BRUSSELS - A record number of media workers died last year while doing their job, amid a growing trend toward the targeted killing of journalists, the International Federation of Journalists said on Monday.
At least 89 journalists were murdered because of their professional work, the IFJ said, out of a total of 150 media deaths in 2005.
The uncle (L) and father of Reuters journalist, Waleed Khaled, cry over his his body at Baghdad's Yarmouk hospital after he was shot in the Iraqi capital's Al Ghazalea district August 28, 2005. A record number of media staff died last year in the course of their work, as a trend toward the targeted assassination of journalists intensified, the International Federation of Journalists said on Monday. REUTERS/Ali Jasim
"The numbers are staggering," IFJ general secretary Aidan White said in an annual report entitled "Targeting and tragedy - journalists and media staff killed in 2005".
"It was an unprecedented year ... the IFJ has counted 89 who were killed in the line of duty, singled out for their professional work. In 2005 the trend toward targeted assassination of editorial staff has intensified."
The largest number of deliberate killings, 38, was recorded in the Middle East, all but three of them in Iraq, making the region "by far the world's most deadly beat for reporters in the field," the report said.
"Most of those who died were local, many of them working for international media outlets in Iraq where the streets are too dangerous for foreigners to tread."
On top of the 35 targeted killings in Iraq, the report noted that another five journalists were killed there by U.S. troops, including Reuters soundman Waleed Khaled, shot in the face and chest by U.S. military forces on August 28.
This brought to 18 the number of reporters and media staff killed "at the hands of occupation forces since 2003 and reinforcing calls led by the IFJ for independent investigations into these deaths to eliminate suspicions of targeting," the report said.
White blamed governments, not only authoritarian regimes interested in silencing journalists, but also in democratic countries where politicians had what he called an ambiguous relationship with the press, for failing to take the problem seriously.
"There is still absolute inertia ... more than 90 percent of every killing that we record will not be properly investigated," he told a news conference after the report's publication.
"If we were nurses, if we were nuns, if we were ... doctors working out in the field there would be immediate political concern. But because we are journalists and because our role is ambiguous as far as politicians are concerned, there is a tendency to ignore or downplay the crisis."
In the Asia-Pacific region, the Philippines was the most dangerous country for journalists, with 10 killed, almost all deliberately. In Latin America and the Caribbean, 12 were killed in Colombia, Haiti, Mexico and Brazil.

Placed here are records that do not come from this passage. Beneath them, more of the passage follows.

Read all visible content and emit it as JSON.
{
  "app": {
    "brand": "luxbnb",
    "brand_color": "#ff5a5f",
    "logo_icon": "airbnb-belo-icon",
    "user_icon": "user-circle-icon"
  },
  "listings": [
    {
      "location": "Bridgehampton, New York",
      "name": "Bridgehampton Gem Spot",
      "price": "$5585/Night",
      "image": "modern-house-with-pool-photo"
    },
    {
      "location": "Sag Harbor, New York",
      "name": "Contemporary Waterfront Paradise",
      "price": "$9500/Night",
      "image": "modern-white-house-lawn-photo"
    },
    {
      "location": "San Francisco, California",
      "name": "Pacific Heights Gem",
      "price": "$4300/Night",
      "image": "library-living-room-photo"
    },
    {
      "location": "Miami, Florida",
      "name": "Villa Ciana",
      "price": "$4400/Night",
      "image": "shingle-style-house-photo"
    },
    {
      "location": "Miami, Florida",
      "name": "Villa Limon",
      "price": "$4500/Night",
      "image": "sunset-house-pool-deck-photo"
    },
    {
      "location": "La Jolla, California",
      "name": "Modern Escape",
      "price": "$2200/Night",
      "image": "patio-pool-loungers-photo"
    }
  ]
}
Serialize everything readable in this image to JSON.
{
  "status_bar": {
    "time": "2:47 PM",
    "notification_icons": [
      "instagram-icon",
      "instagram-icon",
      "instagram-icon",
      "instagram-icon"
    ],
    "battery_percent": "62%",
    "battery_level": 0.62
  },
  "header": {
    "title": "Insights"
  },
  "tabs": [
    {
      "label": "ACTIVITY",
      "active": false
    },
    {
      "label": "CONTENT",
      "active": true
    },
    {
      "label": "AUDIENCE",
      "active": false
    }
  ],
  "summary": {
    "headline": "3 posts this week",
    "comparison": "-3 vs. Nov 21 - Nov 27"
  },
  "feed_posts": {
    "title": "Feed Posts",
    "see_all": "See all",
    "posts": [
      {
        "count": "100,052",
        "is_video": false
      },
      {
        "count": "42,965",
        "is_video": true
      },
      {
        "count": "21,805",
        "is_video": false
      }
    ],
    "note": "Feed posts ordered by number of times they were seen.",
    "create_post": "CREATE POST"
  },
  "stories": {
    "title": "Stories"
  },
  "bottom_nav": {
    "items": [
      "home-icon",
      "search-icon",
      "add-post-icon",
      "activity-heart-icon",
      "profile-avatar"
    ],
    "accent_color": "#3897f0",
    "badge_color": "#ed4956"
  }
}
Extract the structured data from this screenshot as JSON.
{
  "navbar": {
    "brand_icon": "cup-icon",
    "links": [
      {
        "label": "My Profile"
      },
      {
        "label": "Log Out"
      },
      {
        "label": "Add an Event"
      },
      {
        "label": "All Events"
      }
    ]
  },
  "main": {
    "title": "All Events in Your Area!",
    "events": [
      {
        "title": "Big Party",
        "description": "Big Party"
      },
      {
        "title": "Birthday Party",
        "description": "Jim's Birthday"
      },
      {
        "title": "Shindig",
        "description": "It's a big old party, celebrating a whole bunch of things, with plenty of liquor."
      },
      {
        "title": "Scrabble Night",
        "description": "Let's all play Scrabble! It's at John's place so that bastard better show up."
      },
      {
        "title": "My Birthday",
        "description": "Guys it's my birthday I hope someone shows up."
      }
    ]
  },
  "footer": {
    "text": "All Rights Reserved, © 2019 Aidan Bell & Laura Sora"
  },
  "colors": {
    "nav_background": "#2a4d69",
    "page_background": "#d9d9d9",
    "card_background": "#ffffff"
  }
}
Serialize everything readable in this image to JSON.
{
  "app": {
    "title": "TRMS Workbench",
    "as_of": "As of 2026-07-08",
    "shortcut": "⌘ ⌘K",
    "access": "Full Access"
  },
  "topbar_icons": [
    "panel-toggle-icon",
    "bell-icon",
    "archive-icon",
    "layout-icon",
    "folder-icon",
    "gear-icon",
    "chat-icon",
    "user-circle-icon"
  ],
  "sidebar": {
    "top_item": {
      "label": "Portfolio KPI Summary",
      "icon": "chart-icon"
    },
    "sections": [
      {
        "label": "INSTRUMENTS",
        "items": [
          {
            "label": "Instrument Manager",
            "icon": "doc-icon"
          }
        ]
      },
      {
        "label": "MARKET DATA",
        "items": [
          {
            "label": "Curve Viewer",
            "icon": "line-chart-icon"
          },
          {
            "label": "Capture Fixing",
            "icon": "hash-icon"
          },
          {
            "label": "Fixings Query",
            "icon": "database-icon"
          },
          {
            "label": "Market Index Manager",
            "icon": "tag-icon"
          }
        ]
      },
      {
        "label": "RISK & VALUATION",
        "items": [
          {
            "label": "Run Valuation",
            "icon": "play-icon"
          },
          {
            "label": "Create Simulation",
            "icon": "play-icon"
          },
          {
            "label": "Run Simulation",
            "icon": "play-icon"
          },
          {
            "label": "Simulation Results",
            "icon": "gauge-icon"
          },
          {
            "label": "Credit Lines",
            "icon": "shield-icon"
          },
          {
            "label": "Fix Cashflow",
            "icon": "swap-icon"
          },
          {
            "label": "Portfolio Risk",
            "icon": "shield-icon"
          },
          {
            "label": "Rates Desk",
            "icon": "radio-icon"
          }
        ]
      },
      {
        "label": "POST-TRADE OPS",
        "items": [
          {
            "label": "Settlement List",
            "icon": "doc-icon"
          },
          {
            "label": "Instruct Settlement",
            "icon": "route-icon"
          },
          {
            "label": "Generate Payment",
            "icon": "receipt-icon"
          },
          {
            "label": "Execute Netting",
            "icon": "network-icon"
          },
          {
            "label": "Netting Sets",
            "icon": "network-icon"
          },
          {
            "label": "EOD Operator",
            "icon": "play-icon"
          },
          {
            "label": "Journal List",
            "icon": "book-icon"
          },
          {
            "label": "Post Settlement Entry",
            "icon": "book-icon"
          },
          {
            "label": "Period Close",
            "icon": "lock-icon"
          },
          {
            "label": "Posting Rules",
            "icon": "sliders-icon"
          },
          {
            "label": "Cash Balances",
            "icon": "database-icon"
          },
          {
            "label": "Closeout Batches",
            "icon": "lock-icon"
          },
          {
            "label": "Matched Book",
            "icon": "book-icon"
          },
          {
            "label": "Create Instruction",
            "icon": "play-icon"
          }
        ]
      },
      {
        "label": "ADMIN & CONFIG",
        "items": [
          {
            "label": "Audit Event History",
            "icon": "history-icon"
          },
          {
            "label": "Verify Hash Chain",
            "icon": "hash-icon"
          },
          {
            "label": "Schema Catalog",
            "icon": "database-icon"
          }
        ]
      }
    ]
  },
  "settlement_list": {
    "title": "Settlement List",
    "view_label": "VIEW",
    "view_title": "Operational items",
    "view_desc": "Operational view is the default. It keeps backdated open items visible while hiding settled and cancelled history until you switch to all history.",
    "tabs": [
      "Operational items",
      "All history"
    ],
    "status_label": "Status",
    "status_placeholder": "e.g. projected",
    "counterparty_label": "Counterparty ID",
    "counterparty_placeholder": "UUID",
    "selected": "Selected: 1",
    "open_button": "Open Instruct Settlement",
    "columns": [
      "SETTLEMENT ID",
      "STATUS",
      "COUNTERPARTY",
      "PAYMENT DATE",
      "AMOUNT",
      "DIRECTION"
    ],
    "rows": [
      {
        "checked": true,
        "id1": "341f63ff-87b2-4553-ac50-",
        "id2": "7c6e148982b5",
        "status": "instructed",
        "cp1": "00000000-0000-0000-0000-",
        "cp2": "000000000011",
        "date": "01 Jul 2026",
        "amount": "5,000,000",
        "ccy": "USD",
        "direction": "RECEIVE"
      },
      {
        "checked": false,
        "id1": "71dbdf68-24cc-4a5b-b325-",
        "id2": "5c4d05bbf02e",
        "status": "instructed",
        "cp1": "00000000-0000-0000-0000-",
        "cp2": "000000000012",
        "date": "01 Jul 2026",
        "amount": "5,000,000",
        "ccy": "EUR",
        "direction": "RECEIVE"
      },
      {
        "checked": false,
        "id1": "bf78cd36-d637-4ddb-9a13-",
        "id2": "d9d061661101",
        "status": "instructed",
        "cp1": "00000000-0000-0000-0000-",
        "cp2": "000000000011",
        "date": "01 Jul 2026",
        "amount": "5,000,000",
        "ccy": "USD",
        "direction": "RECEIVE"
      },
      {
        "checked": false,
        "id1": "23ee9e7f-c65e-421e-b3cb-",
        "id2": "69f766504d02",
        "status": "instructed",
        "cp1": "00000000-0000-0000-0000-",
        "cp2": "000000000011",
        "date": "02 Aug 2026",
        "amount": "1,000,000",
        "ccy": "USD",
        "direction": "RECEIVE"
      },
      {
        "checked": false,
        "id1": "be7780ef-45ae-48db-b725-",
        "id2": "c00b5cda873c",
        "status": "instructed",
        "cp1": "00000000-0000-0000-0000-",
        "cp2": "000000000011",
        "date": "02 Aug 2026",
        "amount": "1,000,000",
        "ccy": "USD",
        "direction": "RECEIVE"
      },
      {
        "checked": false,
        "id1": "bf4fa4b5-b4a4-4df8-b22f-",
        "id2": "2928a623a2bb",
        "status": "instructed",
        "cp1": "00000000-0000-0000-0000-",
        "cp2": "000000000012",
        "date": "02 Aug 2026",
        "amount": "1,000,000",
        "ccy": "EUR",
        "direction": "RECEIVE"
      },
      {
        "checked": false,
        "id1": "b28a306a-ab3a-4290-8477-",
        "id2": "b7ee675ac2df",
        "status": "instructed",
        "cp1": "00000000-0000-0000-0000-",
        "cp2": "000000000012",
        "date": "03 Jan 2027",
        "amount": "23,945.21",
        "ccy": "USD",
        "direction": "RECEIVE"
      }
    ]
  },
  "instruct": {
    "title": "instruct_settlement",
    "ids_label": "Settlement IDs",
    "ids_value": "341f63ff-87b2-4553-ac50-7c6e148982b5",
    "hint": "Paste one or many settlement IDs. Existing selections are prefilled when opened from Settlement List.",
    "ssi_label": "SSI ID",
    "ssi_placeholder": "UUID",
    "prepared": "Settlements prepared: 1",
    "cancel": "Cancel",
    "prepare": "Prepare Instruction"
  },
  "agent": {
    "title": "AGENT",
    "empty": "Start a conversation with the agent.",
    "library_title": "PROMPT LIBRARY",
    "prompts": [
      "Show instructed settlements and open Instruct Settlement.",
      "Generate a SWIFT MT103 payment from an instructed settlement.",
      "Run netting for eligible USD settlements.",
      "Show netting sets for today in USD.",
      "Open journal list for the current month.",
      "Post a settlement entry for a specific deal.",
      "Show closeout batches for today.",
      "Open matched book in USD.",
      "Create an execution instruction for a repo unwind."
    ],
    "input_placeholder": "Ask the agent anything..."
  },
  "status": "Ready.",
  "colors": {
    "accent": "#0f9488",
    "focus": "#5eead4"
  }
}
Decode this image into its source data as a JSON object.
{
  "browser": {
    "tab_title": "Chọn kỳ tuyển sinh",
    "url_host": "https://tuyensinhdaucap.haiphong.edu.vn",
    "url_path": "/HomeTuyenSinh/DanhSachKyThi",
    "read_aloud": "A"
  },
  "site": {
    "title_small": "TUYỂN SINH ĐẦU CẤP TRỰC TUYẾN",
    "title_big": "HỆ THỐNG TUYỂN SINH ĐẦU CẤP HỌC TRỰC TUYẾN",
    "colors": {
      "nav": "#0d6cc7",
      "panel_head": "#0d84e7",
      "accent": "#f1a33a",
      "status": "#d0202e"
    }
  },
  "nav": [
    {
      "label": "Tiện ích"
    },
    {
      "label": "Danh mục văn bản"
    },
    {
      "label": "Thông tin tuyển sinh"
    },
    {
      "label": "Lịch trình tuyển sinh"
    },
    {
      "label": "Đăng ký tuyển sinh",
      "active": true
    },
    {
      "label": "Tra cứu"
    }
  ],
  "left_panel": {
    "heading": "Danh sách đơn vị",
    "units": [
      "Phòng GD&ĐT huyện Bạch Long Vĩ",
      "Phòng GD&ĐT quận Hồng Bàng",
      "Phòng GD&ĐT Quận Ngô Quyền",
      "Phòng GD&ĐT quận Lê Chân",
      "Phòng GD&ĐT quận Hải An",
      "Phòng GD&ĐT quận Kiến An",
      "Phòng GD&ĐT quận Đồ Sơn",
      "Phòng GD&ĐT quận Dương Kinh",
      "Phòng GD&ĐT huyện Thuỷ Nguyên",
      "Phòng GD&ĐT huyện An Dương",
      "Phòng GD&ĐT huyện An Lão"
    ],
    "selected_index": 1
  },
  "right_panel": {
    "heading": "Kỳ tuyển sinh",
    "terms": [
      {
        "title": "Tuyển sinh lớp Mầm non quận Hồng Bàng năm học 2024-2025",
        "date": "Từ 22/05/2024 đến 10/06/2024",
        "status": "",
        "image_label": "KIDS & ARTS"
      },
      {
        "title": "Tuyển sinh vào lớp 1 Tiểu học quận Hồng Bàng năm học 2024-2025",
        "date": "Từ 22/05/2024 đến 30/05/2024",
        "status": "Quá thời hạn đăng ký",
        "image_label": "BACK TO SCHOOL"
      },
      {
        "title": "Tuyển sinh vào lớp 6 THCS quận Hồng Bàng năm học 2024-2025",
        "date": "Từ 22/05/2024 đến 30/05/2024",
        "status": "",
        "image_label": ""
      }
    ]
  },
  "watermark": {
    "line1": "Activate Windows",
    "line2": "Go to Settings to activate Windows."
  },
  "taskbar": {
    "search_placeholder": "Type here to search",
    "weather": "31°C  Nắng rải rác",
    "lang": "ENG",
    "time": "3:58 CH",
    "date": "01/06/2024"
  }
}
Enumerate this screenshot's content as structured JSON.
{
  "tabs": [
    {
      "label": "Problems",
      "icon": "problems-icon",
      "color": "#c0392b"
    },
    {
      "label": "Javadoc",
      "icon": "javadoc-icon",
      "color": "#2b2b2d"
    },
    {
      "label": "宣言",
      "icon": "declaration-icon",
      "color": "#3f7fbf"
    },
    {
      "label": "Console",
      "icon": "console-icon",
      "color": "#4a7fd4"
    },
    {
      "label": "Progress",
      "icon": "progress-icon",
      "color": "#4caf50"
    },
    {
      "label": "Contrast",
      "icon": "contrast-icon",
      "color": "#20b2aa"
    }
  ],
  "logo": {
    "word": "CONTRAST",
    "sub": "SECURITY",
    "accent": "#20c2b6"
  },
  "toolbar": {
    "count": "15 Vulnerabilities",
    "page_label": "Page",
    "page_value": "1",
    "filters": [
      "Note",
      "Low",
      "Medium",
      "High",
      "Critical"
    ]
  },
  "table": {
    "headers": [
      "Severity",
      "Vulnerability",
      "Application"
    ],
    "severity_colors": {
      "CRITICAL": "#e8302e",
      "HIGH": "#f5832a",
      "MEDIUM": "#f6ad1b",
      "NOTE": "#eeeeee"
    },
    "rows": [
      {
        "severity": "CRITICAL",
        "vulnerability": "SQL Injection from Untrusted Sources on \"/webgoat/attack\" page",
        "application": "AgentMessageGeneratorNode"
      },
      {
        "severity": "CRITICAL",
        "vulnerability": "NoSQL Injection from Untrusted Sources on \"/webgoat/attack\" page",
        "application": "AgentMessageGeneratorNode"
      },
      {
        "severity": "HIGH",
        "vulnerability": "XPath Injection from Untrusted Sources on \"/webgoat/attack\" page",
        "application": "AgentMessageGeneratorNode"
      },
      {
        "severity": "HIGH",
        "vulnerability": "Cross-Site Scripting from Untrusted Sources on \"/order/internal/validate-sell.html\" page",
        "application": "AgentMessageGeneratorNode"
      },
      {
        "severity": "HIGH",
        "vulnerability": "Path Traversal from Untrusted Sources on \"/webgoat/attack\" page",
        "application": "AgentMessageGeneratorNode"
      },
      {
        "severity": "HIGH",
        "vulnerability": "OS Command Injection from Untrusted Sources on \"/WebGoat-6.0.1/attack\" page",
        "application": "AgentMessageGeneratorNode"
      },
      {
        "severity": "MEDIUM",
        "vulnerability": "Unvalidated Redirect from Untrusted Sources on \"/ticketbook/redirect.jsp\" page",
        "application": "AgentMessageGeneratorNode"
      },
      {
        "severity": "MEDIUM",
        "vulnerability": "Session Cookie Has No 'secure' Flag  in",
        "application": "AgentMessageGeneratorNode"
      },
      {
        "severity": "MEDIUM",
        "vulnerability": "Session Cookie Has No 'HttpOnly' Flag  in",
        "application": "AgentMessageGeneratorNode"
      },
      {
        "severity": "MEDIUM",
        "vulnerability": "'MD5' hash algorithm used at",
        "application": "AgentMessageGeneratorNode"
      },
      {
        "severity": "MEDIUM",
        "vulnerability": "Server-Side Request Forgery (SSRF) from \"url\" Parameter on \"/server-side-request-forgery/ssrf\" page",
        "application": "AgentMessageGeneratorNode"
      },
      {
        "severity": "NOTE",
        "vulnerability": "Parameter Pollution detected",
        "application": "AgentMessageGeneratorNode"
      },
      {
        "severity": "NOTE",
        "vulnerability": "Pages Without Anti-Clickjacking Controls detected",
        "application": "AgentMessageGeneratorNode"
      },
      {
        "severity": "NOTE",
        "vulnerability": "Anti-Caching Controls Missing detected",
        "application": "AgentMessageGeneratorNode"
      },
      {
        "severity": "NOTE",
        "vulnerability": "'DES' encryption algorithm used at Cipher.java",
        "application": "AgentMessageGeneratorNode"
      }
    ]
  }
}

At least 61 deaths of media workers in 2005 resulted from accidents, the report said, of which by far the worst was the December 6 crash of a military aircraft in Tehran in which 48 journalists and media staff died.
© Reuters 2006